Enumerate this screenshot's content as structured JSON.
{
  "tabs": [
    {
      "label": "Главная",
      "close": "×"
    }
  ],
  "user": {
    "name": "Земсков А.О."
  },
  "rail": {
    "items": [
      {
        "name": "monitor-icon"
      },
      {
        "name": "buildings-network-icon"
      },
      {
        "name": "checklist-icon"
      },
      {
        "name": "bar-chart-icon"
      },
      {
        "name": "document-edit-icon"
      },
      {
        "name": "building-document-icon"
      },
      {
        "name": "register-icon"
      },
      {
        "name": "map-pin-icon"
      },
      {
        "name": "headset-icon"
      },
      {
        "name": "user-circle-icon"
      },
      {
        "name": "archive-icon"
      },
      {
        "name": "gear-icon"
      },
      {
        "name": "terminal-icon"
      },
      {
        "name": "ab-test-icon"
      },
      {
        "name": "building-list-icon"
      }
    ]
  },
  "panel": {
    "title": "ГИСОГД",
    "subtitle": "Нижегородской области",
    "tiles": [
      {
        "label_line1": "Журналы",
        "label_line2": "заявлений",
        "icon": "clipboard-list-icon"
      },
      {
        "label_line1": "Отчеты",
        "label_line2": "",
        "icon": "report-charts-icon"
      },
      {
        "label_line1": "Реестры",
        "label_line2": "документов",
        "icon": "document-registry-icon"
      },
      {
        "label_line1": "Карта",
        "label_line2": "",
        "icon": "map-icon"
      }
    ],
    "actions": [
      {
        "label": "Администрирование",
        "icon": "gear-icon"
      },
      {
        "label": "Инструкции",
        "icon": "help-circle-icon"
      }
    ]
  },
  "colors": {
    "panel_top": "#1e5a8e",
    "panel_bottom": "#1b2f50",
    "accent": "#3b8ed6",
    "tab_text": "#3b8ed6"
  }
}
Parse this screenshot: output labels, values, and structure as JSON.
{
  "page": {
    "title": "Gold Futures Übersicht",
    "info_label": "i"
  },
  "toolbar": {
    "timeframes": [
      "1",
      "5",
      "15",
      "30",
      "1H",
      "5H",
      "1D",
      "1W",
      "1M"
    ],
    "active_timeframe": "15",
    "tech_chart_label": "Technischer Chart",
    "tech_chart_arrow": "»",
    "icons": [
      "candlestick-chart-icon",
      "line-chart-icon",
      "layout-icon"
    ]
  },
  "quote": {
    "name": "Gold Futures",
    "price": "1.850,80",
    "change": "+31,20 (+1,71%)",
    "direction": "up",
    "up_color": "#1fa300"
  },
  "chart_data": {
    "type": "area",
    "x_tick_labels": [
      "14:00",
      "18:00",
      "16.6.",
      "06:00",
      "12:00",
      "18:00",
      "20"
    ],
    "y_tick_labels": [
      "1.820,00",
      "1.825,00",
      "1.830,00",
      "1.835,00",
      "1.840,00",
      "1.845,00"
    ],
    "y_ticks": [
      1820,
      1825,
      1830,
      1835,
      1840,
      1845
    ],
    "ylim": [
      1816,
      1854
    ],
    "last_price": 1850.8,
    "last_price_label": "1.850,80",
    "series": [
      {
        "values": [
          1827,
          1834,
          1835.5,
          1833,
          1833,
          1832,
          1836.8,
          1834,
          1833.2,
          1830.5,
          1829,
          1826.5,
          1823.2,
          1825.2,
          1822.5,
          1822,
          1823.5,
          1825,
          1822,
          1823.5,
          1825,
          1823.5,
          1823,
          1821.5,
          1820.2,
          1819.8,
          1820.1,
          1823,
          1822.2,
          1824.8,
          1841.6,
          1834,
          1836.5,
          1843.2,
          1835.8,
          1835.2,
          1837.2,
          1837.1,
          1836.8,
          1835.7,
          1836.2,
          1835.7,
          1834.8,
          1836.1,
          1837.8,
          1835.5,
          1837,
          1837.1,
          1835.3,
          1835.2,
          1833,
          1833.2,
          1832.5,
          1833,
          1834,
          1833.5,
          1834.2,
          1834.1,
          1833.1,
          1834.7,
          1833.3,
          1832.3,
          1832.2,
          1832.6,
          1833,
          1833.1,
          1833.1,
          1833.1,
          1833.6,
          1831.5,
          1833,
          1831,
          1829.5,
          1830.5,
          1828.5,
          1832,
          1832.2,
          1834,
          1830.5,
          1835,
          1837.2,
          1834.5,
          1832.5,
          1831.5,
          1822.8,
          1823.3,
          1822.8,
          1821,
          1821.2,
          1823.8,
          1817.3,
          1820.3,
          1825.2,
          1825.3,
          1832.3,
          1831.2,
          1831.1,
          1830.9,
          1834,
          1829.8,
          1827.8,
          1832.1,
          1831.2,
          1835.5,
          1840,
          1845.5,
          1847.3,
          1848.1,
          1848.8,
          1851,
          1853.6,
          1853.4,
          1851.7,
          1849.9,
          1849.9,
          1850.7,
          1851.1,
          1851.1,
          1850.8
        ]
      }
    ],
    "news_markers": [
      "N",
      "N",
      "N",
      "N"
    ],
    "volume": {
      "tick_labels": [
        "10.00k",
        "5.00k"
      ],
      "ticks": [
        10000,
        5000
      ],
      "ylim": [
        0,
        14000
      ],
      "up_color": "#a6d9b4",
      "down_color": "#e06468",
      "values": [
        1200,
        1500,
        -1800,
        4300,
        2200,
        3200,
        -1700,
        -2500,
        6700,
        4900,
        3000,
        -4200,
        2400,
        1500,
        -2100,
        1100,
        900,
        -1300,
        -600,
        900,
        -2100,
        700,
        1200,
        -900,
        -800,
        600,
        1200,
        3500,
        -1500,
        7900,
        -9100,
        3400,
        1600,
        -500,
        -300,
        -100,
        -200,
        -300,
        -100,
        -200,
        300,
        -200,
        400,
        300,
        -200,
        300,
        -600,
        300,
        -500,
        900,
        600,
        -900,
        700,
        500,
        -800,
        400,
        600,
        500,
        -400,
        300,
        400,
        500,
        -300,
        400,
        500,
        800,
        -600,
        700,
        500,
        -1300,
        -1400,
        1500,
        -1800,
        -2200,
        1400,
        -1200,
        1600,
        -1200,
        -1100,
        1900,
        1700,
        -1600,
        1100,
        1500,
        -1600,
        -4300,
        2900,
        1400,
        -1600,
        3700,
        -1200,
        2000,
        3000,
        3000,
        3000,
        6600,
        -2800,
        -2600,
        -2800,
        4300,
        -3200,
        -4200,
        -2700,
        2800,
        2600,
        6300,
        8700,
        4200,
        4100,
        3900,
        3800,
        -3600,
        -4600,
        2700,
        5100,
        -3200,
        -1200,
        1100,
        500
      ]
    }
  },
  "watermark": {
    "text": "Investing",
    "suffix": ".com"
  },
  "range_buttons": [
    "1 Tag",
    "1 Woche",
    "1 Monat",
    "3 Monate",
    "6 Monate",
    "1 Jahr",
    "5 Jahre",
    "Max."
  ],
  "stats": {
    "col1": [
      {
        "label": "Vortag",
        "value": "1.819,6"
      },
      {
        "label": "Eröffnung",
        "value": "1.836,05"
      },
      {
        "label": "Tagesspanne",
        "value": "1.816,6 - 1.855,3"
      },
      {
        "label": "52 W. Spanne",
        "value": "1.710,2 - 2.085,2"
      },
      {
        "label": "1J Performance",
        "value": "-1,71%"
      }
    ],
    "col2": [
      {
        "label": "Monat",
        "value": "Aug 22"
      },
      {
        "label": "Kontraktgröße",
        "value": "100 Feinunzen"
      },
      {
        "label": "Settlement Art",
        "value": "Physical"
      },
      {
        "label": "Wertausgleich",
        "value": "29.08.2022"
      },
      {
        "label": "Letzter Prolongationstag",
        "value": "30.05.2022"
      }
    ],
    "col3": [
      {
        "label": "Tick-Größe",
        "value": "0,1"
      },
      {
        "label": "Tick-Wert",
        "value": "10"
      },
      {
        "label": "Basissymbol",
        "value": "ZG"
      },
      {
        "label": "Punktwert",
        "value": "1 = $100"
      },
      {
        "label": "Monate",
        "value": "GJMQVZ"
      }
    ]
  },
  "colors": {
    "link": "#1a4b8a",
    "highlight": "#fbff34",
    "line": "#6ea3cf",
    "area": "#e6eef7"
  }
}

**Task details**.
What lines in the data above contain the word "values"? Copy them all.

**Output for this exercise**.
Parse this screenshot: output labels, values, and structure as JSON.
        "values": [
      "values": [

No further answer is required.